Directions for this task: Looking at the entries below, how many lines include the word "true"? Answer with the number alone.

Entries supplied:
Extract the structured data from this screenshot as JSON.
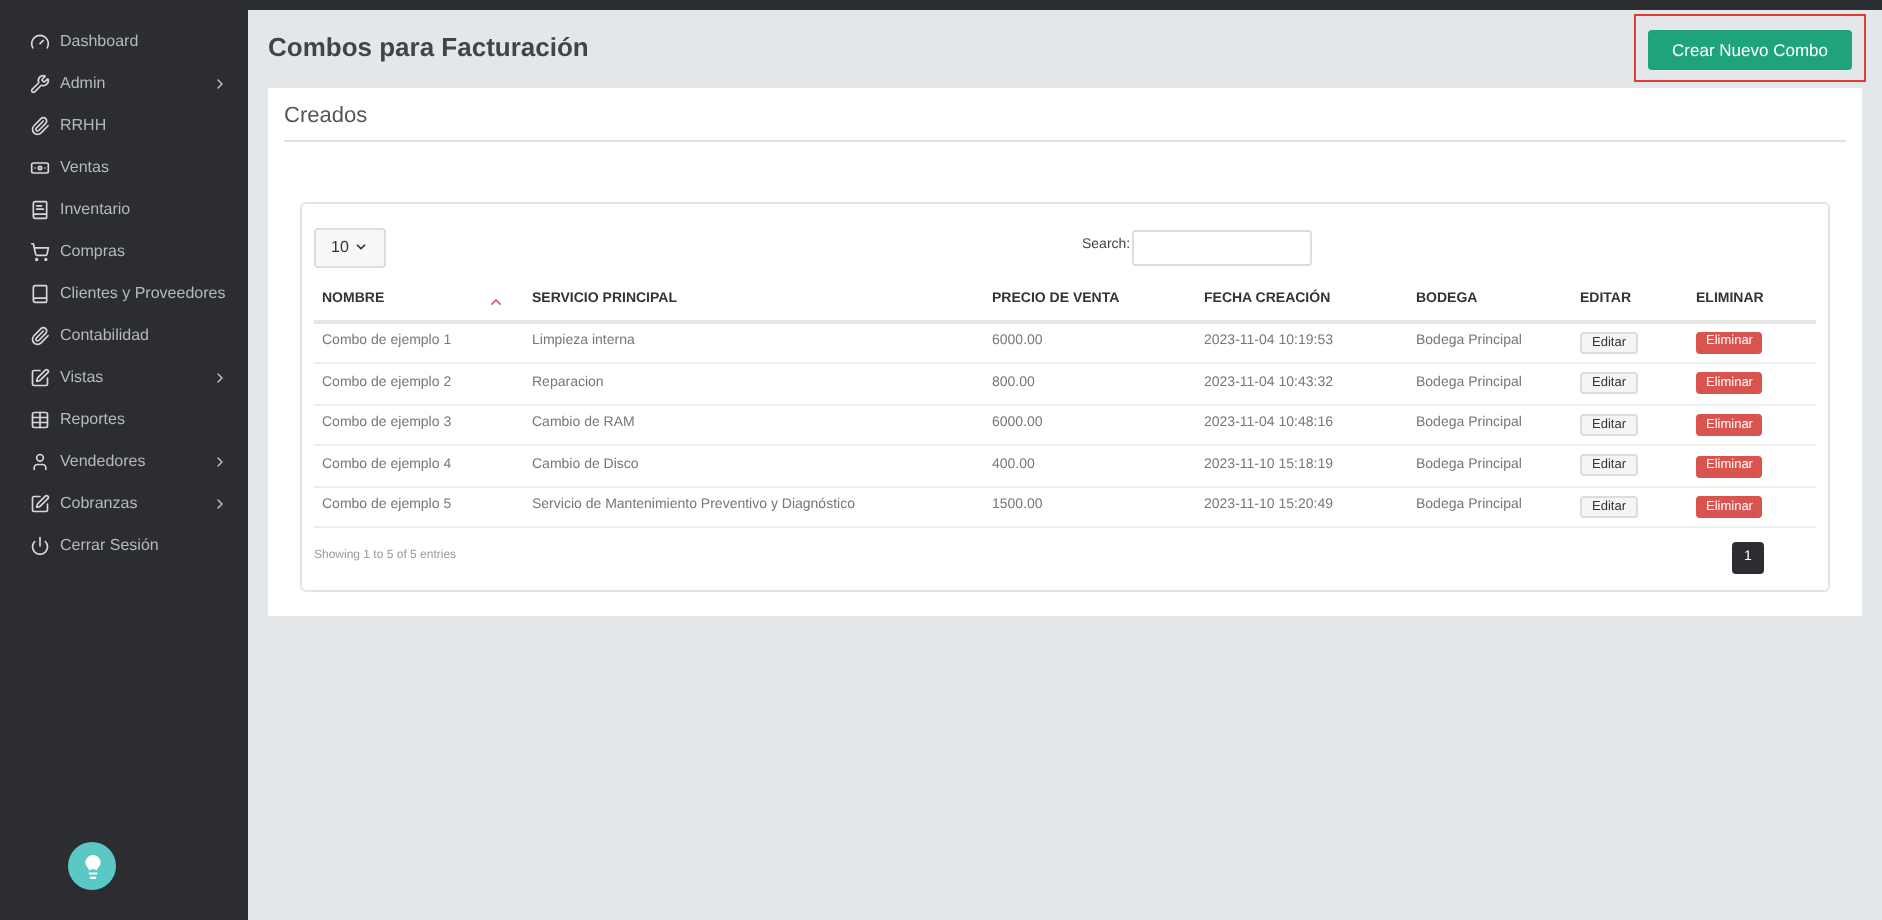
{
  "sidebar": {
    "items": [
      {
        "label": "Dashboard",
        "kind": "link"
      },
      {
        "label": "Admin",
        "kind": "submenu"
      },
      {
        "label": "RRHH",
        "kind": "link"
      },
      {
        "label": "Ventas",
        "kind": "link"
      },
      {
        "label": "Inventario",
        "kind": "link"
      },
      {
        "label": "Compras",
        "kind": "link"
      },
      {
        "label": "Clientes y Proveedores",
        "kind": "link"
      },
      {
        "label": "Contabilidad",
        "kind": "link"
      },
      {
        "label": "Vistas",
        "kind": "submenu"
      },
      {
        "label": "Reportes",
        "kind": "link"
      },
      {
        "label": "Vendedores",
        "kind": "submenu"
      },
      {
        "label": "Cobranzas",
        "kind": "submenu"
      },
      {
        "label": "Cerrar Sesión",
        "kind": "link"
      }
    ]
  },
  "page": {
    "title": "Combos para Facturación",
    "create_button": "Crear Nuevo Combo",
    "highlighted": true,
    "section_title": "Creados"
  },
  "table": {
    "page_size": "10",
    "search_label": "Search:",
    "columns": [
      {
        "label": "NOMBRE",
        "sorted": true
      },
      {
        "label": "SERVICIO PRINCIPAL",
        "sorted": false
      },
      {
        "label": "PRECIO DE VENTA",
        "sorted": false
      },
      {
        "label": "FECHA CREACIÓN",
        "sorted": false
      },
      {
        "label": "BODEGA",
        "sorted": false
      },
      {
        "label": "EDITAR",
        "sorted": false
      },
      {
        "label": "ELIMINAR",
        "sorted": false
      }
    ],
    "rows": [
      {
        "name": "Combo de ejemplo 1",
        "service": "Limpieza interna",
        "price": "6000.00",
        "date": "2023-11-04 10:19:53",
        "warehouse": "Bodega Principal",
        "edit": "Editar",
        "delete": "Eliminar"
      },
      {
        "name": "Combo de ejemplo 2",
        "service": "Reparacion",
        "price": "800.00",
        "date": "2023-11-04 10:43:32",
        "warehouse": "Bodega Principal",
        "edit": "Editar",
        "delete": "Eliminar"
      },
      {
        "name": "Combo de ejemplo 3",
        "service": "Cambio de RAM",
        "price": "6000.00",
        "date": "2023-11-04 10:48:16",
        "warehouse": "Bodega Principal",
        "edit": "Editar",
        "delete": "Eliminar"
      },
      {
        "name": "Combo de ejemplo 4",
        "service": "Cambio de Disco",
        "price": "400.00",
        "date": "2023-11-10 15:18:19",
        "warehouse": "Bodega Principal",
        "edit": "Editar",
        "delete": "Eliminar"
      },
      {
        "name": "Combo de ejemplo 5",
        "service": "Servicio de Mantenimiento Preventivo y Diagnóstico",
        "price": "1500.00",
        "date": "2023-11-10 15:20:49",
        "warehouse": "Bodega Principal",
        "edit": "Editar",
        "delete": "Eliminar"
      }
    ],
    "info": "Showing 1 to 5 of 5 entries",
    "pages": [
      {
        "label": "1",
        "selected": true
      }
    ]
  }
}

Solution to this problem: 3